Commissioners adopt another reminder to feds: 'Follow the laws already enacted'
The Carbon County Commission passed a resolution last Wednesday evening reminding the federal government that the Antiquities Act should not be used in the county without direct input from local entities, nor without the parameters of the National Environmental Protection Act.
The resolution was born out of the concern local officials have of the President using the executive powers he has under the Antiquities Act to "lock up" land that federal government manages from development and multiple use, possibly toward the end of the present administration's time in office.
"This is to recognize legislation as it presently exists," said Carbon County Commission Chair Jae Potter. "We are exercising the rights of the people of Carbon County."
Within the resolution the document reminds those that it is aimed at that under the Carbon County Master Plan there is an overlay zone that prioritizes and recognizes the use of land for such things as mineral extraction, process and transportation. This zone has been recognized by the Utah State Legislature.
Further the document asks that the federal government not withdraw any lands under the Antiquities Act unless it meets the requirements for that withdrawal that was imposed by Congress in the coastal areas of the Arctic National Wildlife Refuge (ANWR). That area is similar in that it is rich in energy while being a protected area. This is because legislators at the time recognized the importance of not locking away those resources for good.
The county feels if the Antiquities Act is used anywhere, it should be used under the parameters of Alaska Natural Interest Lands Conservation Act. This act set up a special study area so that the natural resources potential could be studied in the areas under the act, possibly for extraction at some point. It is based on a "five thousand acre in aggregate" plan that keeps any administrative action unless the following are done:

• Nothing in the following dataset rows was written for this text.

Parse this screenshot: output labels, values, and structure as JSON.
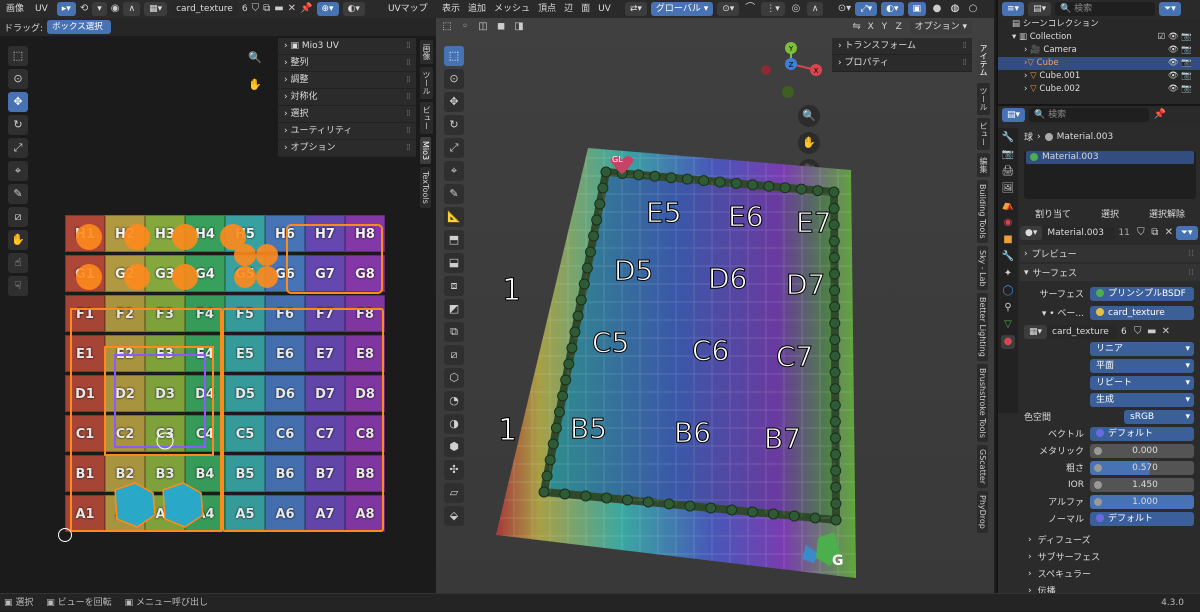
{
  "uv_editor": {
    "header": {
      "menu": [
        "画像",
        "UV"
      ],
      "image_name": "card_texture",
      "user_count": "6",
      "uv_map_label": "UVマップ",
      "drag_label": "ドラッグ:",
      "drag_mode": "ボックス選択"
    },
    "npanel": [
      "Mio3 UV",
      "整列",
      "調整",
      "対称化",
      "選択",
      "ユーティリティ",
      "オプション"
    ],
    "side_tabs": [
      "画像",
      "ツール",
      "ビュー",
      "Mio3",
      "TexTools"
    ],
    "grid_rows": [
      {
        "r": "H",
        "cells": [
          "H1",
          "H2",
          "H3",
          "H4",
          "H5",
          "H6",
          "H7",
          "H8"
        ]
      },
      {
        "r": "G",
        "cells": [
          "G1",
          "G2",
          "G3",
          "G4",
          "G5",
          "G6",
          "G7",
          "G8"
        ]
      },
      {
        "r": "F",
        "cells": [
          "F1",
          "F2",
          "F3",
          "F4",
          "F5",
          "F6",
          "F7",
          "F8"
        ]
      },
      {
        "r": "E",
        "cells": [
          "E1",
          "E2",
          "E3",
          "E4",
          "E5",
          "E6",
          "E7",
          "E8"
        ]
      },
      {
        "r": "D",
        "cells": [
          "D1",
          "D2",
          "D3",
          "D4",
          "D5",
          "D6",
          "D7",
          "D8"
        ]
      },
      {
        "r": "C",
        "cells": [
          "C1",
          "C2",
          "C3",
          "C4",
          "C5",
          "C6",
          "C7",
          "C8"
        ]
      },
      {
        "r": "B",
        "cells": [
          "B1",
          "B2",
          "B3",
          "B4",
          "B5",
          "B6",
          "B7",
          "B8"
        ]
      },
      {
        "r": "A",
        "cells": [
          "A1",
          "A2",
          "A3",
          "A4",
          "A5",
          "A6",
          "A7",
          "A8"
        ]
      }
    ]
  },
  "viewport": {
    "header": {
      "menu": [
        "表示",
        "追加",
        "メッシュ",
        "頂点",
        "辺",
        "面",
        "UV"
      ],
      "transform_orientation": "グローバル",
      "options_label": "オプション",
      "axes": [
        "X",
        "Y",
        "Z"
      ]
    },
    "npanel": [
      "トランスフォーム",
      "プロパティ"
    ],
    "gizmo_axes": [
      "Y",
      "Z",
      "X"
    ],
    "side_tabs": [
      "アイテム",
      "ツール",
      "ビュー",
      "編集",
      "Building Tools",
      "Sky - Lab",
      "Better Lighting",
      "Brushstroke Tools",
      "GScatter",
      "PhyDrop"
    ],
    "card_labels": [
      {
        "t": "E5"
      },
      {
        "t": "E6"
      },
      {
        "t": "E7"
      },
      {
        "t": "D5"
      },
      {
        "t": "D6"
      },
      {
        "t": "D7"
      },
      {
        "t": "C5"
      },
      {
        "t": "C6"
      },
      {
        "t": "C7"
      },
      {
        "t": "B5"
      },
      {
        "t": "B6"
      },
      {
        "t": "B7"
      }
    ],
    "corner_labels": {
      "top_left": "GL",
      "bottom_right": "G"
    }
  },
  "outliner": {
    "search_placeholder": "検索",
    "items": [
      {
        "label": "シーンコレクション",
        "type": "scene"
      },
      {
        "label": "Collection",
        "type": "collection"
      },
      {
        "label": "Camera",
        "type": "camera"
      },
      {
        "label": "Cube",
        "type": "mesh",
        "active": true
      },
      {
        "label": "Cube.001",
        "type": "mesh"
      },
      {
        "label": "Cube.002",
        "type": "mesh"
      }
    ]
  },
  "properties": {
    "search_placeholder": "検索",
    "breadcrumb": [
      "球",
      "Material.003"
    ],
    "slots": [
      "Material.003"
    ],
    "slot_buttons": [
      "割り当て",
      "選択",
      "選択解除"
    ],
    "material_name": "Material.003",
    "material_users": "11",
    "sections": {
      "preview": "プレビュー",
      "surface": "サーフェス"
    },
    "surface": {
      "surface_label": "サーフェス",
      "surface_value": "プリンシプルBSDF",
      "base_label": "ベー...",
      "base_value": "card_texture",
      "image_name": "card_texture",
      "image_users": "6",
      "interpolation": "リニア",
      "projection": "平面",
      "extension": "リピート",
      "source": "生成",
      "colorspace_label": "色空間",
      "colorspace_value": "sRGB",
      "vector_label": "ベクトル",
      "vector_value": "デフォルト",
      "metallic_label": "メタリック",
      "metallic_value": "0.000",
      "roughness_label": "粗さ",
      "roughness_value": "0.570",
      "ior_label": "IOR",
      "ior_value": "1.450",
      "alpha_label": "アルファ",
      "alpha_value": "1.000",
      "normal_label": "ノーマル",
      "normal_value": "デフォルト"
    },
    "subpanels": [
      "ディフューズ",
      "サブサーフェス",
      "スペキュラー",
      "伝播"
    ]
  },
  "status": {
    "select": "選択",
    "rotate": "ビューを回転",
    "menu": "メニュー呼び出し",
    "version": "4.3.0"
  }
}
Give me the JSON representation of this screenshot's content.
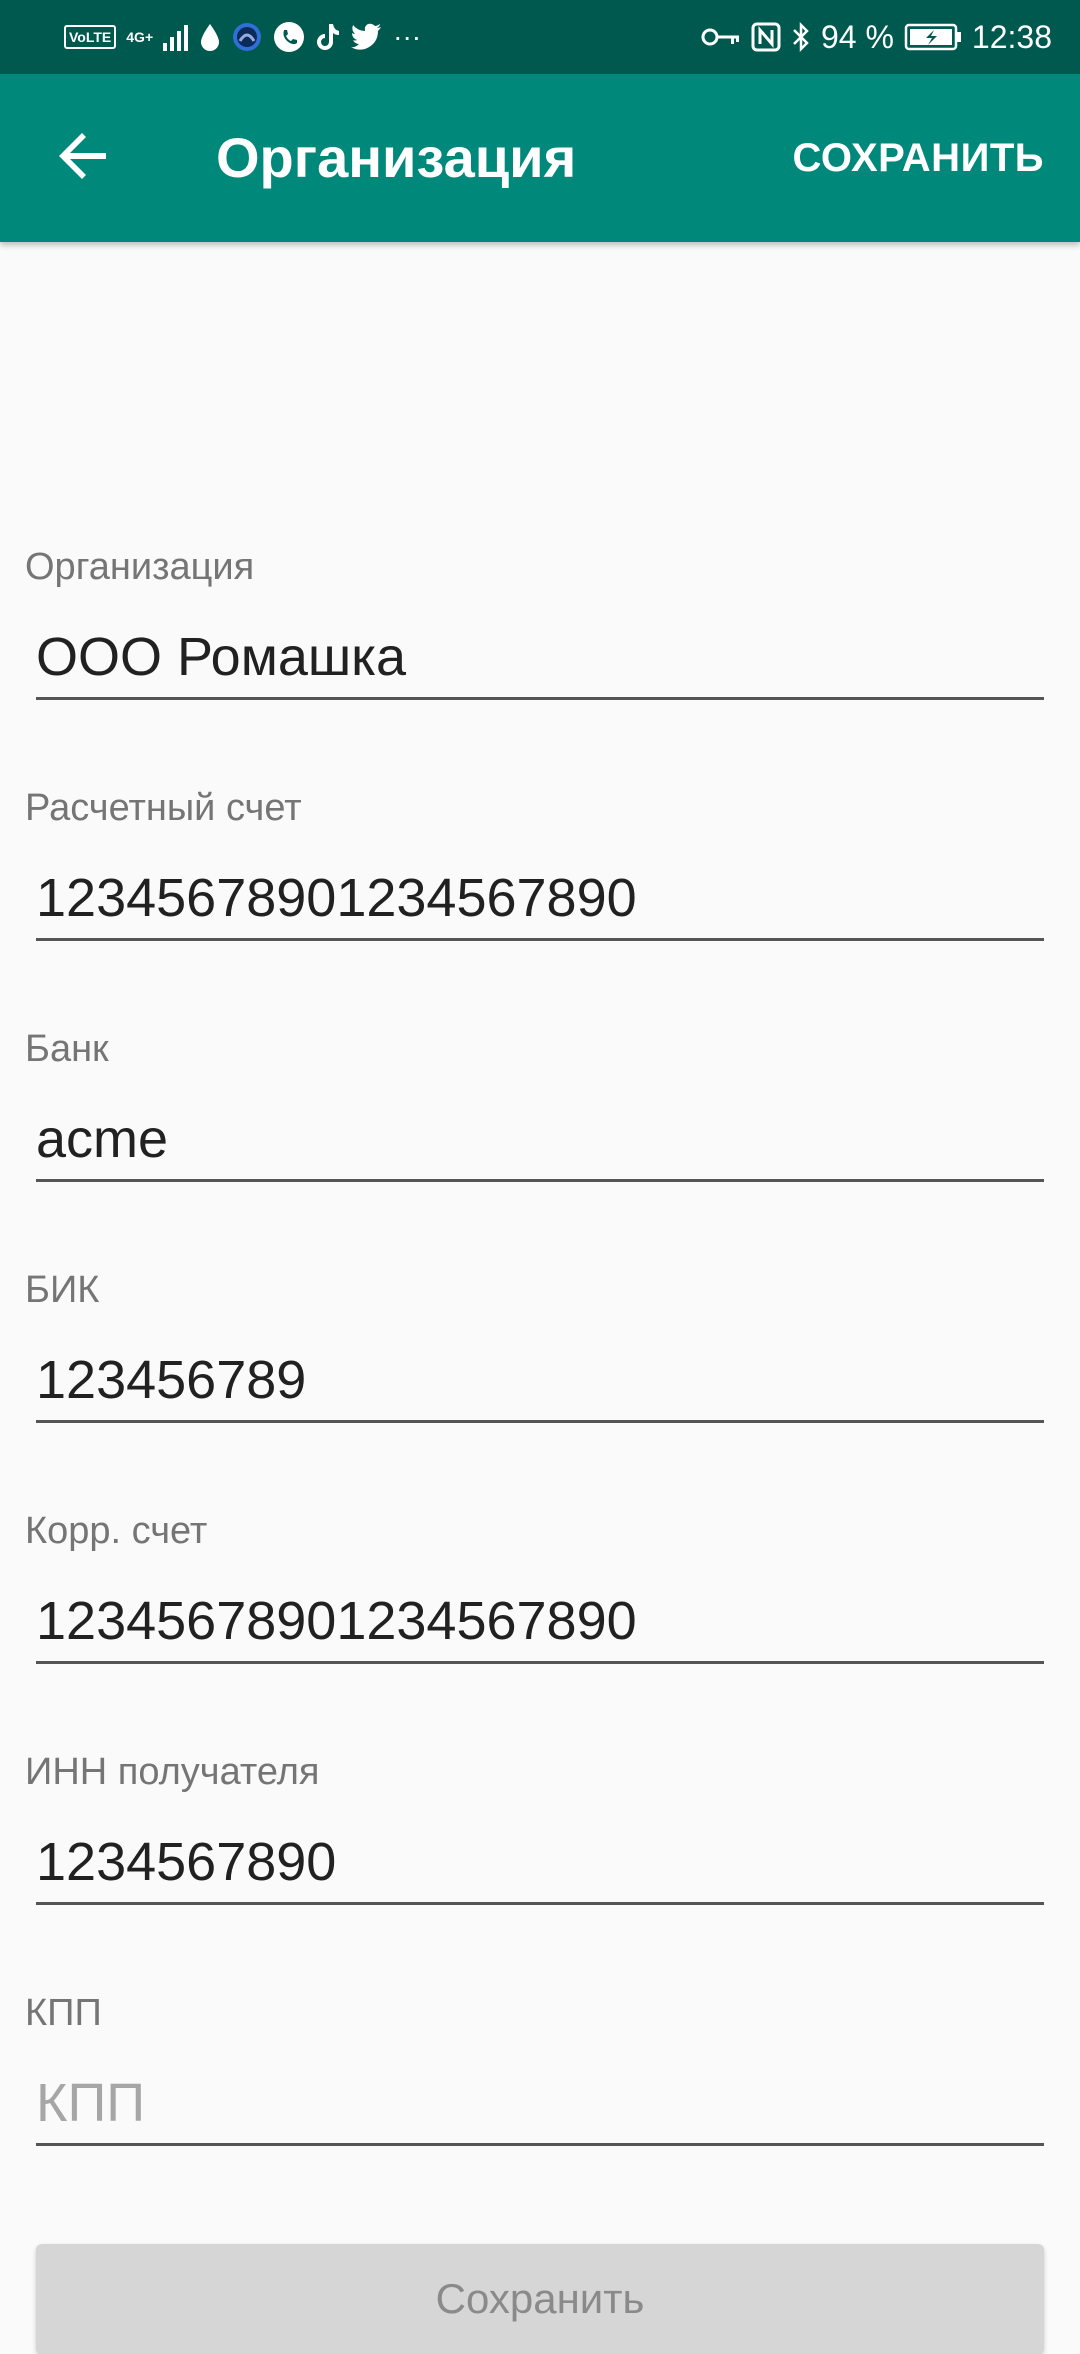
{
  "status_bar": {
    "volte": "VoLTE",
    "network": "4G+",
    "more": "···",
    "battery_percent": "94 %",
    "time": "12:38",
    "colors": {
      "background": "#00594f"
    },
    "icons": [
      "volte-icon",
      "signal-icon",
      "drop-icon",
      "app-icon",
      "phone-icon",
      "tiktok-icon",
      "twitter-icon",
      "more-icon",
      "key-icon",
      "nfc-icon",
      "bluetooth-icon",
      "battery-icon"
    ]
  },
  "app_bar": {
    "title": "Организация",
    "save_label": "СОХРАНИТЬ",
    "back_icon": "arrow-left-icon",
    "colors": {
      "background": "#00897b",
      "text": "#ffffff"
    }
  },
  "form": {
    "fields": [
      {
        "label": "Организация",
        "value": "ООО Ромашка",
        "placeholder": ""
      },
      {
        "label": "Расчетный счет",
        "value": "12345678901234567890",
        "placeholder": ""
      },
      {
        "label": "Банк",
        "value": "acme",
        "placeholder": ""
      },
      {
        "label": "БИК",
        "value": "123456789",
        "placeholder": ""
      },
      {
        "label": "Корр. счет",
        "value": "12345678901234567890",
        "placeholder": ""
      },
      {
        "label": "ИНН получателя",
        "value": "1234567890",
        "placeholder": ""
      },
      {
        "label": "КПП",
        "value": "",
        "placeholder": "КПП"
      }
    ]
  },
  "bottom_button": {
    "label": "Сохранить",
    "colors": {
      "background": "#d6d6d6",
      "text": "#8a8a8a"
    }
  }
}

A 90 day written notice of such action to the Carbon Commission, the governor of Utah, to the president of the Utah State Senate, the speaker of the Utah House of Representatives and each member of the Utah Congressional delegation;
That NEPA compliance must be done and achieved within one year of the written approvals;
That Congress must pass a joint resolution within one year after the issuance of the record of decision in the NEPA process;
That under the same parameters Congress itself cannot make any special designations without public written support from the local and state officials and that NEPA must be achieved in a similar way to above, in that event.
"The fact is that the federal government should hear the voices of the local people before any decisions are made," said Commissioner John Jones.
This resolution follows up one that was passed in August reminding the federal government that amongst other things, law enforcement must be informed when federal law officers are taking action within the county.
This resolution and others concerning federal power within states are being considered or have been passed by other counties in Utah and other places around the west where multiple use of land is considered an important part of those areas' economies.